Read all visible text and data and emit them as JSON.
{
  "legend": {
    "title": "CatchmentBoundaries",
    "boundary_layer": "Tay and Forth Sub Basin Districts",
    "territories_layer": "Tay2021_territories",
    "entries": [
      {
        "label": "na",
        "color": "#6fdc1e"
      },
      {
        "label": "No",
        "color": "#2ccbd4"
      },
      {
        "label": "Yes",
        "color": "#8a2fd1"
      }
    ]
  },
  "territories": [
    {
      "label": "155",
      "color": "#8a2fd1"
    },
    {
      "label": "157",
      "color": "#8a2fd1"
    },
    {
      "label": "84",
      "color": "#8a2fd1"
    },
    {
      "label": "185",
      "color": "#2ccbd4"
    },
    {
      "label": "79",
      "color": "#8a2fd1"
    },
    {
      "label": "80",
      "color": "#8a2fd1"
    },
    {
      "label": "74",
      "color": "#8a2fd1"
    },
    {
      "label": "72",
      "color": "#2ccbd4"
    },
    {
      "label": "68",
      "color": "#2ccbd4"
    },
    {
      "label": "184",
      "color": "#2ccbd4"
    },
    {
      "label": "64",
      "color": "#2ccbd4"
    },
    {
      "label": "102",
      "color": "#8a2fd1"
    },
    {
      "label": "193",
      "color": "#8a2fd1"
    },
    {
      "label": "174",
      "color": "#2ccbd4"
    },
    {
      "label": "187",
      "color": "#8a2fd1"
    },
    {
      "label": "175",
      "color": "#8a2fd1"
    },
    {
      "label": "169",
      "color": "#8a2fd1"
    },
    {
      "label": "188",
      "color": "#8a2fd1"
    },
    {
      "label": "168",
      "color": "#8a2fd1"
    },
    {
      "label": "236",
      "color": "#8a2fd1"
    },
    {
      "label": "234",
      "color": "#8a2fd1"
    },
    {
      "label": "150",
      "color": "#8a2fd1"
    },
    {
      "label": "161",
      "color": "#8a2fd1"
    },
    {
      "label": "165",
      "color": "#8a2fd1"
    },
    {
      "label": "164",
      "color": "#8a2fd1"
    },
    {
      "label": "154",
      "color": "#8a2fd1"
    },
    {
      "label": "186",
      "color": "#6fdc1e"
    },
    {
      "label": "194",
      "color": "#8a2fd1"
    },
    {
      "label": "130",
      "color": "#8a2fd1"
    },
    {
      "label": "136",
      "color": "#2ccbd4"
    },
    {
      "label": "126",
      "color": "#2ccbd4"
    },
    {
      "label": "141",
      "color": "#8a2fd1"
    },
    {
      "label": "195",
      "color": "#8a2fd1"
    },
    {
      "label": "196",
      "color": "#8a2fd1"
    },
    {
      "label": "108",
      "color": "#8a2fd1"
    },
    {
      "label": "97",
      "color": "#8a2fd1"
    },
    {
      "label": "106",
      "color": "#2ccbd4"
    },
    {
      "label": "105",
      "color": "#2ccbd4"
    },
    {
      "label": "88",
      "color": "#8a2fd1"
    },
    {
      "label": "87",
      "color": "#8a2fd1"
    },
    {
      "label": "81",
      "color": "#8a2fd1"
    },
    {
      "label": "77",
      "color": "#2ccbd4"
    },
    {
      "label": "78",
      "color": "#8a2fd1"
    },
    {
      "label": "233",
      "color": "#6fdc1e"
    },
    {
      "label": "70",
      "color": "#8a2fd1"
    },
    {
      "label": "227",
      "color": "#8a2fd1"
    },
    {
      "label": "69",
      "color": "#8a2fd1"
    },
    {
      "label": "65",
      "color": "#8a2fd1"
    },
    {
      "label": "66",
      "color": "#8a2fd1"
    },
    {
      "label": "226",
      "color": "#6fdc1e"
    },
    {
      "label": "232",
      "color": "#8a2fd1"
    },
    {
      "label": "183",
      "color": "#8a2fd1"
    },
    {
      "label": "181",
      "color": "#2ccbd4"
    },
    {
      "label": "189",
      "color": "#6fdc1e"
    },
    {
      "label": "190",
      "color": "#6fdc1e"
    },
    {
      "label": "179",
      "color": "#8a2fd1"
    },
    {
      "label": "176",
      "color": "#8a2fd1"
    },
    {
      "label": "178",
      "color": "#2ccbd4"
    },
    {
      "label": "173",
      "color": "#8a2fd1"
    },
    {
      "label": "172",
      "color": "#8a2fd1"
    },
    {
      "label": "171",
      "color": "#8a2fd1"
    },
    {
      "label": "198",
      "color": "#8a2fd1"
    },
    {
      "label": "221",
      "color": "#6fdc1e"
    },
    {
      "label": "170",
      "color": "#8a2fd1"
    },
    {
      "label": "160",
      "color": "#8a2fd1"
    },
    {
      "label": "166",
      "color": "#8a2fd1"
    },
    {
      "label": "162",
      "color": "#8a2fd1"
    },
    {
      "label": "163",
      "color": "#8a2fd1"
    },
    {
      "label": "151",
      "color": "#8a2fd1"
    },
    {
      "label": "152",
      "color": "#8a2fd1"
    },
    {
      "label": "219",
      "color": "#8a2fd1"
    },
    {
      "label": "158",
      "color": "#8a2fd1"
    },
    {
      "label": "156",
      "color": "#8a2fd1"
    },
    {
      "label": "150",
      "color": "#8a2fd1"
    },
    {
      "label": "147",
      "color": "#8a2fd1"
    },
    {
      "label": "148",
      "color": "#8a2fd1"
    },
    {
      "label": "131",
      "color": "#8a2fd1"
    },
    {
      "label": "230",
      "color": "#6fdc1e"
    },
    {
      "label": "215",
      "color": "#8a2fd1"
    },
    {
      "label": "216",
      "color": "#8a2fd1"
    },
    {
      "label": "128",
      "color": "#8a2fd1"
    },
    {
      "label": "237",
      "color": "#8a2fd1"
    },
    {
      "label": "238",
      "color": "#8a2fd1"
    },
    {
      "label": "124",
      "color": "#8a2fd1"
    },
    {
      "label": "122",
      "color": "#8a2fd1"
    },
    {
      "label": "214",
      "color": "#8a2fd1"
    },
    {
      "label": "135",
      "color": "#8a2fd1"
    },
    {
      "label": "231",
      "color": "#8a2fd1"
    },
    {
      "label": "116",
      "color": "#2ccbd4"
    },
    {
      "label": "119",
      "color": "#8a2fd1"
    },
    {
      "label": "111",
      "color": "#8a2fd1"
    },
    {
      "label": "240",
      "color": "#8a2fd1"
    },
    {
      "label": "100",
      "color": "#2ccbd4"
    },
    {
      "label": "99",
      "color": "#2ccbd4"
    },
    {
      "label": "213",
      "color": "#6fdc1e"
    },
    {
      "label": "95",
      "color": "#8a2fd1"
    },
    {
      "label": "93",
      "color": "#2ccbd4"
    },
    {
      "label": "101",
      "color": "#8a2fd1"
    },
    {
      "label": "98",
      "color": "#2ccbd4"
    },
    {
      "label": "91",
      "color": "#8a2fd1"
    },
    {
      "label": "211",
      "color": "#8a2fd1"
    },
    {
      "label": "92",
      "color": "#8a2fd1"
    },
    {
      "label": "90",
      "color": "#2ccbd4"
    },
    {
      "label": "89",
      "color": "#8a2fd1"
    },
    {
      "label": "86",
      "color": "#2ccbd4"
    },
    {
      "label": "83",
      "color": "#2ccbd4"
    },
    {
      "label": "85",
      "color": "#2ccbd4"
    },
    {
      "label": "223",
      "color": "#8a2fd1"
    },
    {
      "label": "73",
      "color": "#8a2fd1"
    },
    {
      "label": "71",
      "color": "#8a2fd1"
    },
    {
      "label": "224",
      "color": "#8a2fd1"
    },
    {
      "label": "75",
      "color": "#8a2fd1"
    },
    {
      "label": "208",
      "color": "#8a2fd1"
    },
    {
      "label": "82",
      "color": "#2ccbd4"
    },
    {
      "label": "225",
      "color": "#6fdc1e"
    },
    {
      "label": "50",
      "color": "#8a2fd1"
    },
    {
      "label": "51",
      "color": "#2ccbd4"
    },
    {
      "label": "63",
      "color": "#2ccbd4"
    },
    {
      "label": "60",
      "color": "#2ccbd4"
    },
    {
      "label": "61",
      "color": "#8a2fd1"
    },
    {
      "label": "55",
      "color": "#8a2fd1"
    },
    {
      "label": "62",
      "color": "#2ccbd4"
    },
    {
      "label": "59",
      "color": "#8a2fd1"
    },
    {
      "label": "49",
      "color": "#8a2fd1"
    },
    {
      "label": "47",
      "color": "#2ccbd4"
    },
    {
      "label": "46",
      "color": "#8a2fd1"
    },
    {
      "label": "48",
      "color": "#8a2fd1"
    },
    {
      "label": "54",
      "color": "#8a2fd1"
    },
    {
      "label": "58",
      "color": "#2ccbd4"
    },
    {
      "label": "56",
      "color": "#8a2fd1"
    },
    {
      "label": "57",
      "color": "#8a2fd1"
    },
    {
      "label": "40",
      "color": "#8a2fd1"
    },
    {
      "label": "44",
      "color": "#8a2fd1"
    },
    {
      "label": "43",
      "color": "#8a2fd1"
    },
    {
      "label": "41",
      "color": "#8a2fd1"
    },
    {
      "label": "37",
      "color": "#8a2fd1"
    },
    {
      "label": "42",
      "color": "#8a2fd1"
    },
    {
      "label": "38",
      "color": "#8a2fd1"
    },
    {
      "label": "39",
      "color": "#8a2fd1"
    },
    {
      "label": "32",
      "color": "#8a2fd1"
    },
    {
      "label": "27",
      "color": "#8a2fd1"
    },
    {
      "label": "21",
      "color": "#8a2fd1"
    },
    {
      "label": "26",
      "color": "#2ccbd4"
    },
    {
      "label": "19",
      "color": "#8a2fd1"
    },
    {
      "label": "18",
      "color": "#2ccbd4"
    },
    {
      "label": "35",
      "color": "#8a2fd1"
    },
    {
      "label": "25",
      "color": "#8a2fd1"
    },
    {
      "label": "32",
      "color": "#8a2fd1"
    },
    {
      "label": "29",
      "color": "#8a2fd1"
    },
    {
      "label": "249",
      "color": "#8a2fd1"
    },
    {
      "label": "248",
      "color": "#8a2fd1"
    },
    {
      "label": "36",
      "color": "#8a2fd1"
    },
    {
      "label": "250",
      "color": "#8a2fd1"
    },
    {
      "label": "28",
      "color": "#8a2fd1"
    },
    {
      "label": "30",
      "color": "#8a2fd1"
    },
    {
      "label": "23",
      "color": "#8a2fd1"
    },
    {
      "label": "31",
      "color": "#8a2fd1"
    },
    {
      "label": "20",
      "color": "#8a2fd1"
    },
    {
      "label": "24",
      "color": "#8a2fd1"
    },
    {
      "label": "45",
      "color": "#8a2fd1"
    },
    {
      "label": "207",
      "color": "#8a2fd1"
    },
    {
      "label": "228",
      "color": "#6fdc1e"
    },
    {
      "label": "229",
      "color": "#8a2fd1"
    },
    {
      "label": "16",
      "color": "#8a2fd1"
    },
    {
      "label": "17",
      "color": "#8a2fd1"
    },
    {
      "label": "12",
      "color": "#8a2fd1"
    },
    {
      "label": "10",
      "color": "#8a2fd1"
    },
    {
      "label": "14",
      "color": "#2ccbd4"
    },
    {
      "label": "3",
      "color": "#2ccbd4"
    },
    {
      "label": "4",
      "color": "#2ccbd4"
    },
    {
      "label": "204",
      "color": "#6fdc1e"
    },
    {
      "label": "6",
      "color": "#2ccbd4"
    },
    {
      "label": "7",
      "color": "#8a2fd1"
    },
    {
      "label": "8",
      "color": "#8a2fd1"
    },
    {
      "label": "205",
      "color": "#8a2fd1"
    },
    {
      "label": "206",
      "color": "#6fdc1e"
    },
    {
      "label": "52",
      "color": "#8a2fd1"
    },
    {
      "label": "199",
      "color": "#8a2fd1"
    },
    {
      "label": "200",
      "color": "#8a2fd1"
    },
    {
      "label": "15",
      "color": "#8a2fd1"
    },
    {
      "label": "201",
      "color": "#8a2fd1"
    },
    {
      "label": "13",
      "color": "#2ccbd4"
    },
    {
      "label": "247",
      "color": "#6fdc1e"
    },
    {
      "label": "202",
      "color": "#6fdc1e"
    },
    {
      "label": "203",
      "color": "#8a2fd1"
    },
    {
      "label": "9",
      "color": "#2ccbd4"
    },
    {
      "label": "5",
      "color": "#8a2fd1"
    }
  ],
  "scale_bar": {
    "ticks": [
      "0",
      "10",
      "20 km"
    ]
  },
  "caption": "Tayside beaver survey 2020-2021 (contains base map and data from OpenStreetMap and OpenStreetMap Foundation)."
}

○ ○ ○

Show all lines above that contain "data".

Exercise output:
Read all visible text and data and emit them as JSON.
  "caption": "Tayside beaver survey 2020-2021 (contains base map and data from OpenStreetMap and OpenStreetMap Foundation)."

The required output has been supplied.